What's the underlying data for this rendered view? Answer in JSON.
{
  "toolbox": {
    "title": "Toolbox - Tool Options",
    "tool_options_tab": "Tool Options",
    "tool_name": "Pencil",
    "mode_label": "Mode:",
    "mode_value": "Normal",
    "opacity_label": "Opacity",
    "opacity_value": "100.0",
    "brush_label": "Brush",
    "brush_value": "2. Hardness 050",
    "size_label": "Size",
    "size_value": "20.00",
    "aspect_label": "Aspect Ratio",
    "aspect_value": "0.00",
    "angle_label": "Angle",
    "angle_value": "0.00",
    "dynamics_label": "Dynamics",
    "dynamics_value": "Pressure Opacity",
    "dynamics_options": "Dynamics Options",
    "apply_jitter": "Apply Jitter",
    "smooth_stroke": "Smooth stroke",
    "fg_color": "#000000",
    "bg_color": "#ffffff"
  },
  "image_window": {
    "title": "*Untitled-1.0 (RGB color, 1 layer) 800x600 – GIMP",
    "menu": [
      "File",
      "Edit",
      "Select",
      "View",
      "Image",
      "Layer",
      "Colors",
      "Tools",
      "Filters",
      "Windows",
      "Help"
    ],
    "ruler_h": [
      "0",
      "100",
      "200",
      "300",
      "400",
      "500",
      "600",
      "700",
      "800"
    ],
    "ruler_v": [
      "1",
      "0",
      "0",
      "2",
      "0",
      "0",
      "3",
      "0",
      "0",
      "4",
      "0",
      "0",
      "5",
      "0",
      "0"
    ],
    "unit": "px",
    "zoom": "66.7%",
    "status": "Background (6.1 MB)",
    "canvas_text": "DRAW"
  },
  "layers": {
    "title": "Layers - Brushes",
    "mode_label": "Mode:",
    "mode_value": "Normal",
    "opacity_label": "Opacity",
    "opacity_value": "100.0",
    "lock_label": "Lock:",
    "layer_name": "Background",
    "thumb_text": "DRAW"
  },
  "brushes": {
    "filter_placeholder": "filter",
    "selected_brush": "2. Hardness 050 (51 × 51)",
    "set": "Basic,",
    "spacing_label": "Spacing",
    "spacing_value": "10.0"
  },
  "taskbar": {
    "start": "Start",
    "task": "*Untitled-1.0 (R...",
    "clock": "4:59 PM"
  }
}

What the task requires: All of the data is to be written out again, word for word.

Answer section:
What's the underlying data for this rendered view? Answer in JSON.
{
  "toolbox": {
    "title": "Toolbox - Tool Options",
    "tool_options_tab": "Tool Options",
    "tool_name": "Pencil",
    "mode_label": "Mode:",
    "mode_value": "Normal",
    "opacity_label": "Opacity",
    "opacity_value": "100.0",
    "brush_label": "Brush",
    "brush_value": "2. Hardness 050",
    "size_label": "Size",
    "size_value": "20.00",
    "aspect_label": "Aspect Ratio",
    "aspect_value": "0.00",
    "angle_label": "Angle",
    "angle_value": "0.00",
    "dynamics_label": "Dynamics",
    "dynamics_value": "Pressure Opacity",
    "dynamics_options": "Dynamics Options",
    "apply_jitter": "Apply Jitter",
    "smooth_stroke": "Smooth stroke",
    "fg_color": "#000000",
    "bg_color": "#ffffff"
  },
  "image_window": {
    "title": "*Untitled-1.0 (RGB color, 1 layer) 800x600 – GIMP",
    "menu": [
      "File",
      "Edit",
      "Select",
      "View",
      "Image",
      "Layer",
      "Colors",
      "Tools",
      "Filters",
      "Windows",
      "Help"
    ],
    "ruler_h": [
      "0",
      "100",
      "200",
      "300",
      "400",
      "500",
      "600",
      "700",
      "800"
    ],
    "ruler_v": [
      "1",
      "0",
      "0",
      "2",
      "0",
      "0",
      "3",
      "0",
      "0",
      "4",
      "0",
      "0",
      "5",
      "0",
      "0"
    ],
    "unit": "px",
    "zoom": "66.7%",
    "status": "Background (6.1 MB)",
    "canvas_text": "DRAW"
  },
  "layers": {
    "title": "Layers - Brushes",
    "mode_label": "Mode:",
    "mode_value": "Normal",
    "opacity_label": "Opacity",
    "opacity_value": "100.0",
    "lock_label": "Lock:",
    "layer_name": "Background",
    "thumb_text": "DRAW"
  },
  "brushes": {
    "filter_placeholder": "filter",
    "selected_brush": "2. Hardness 050 (51 × 51)",
    "set": "Basic,",
    "spacing_label": "Spacing",
    "spacing_value": "10.0"
  },
  "taskbar": {
    "start": "Start",
    "task": "*Untitled-1.0 (R...",
    "clock": "4:59 PM"
  }
}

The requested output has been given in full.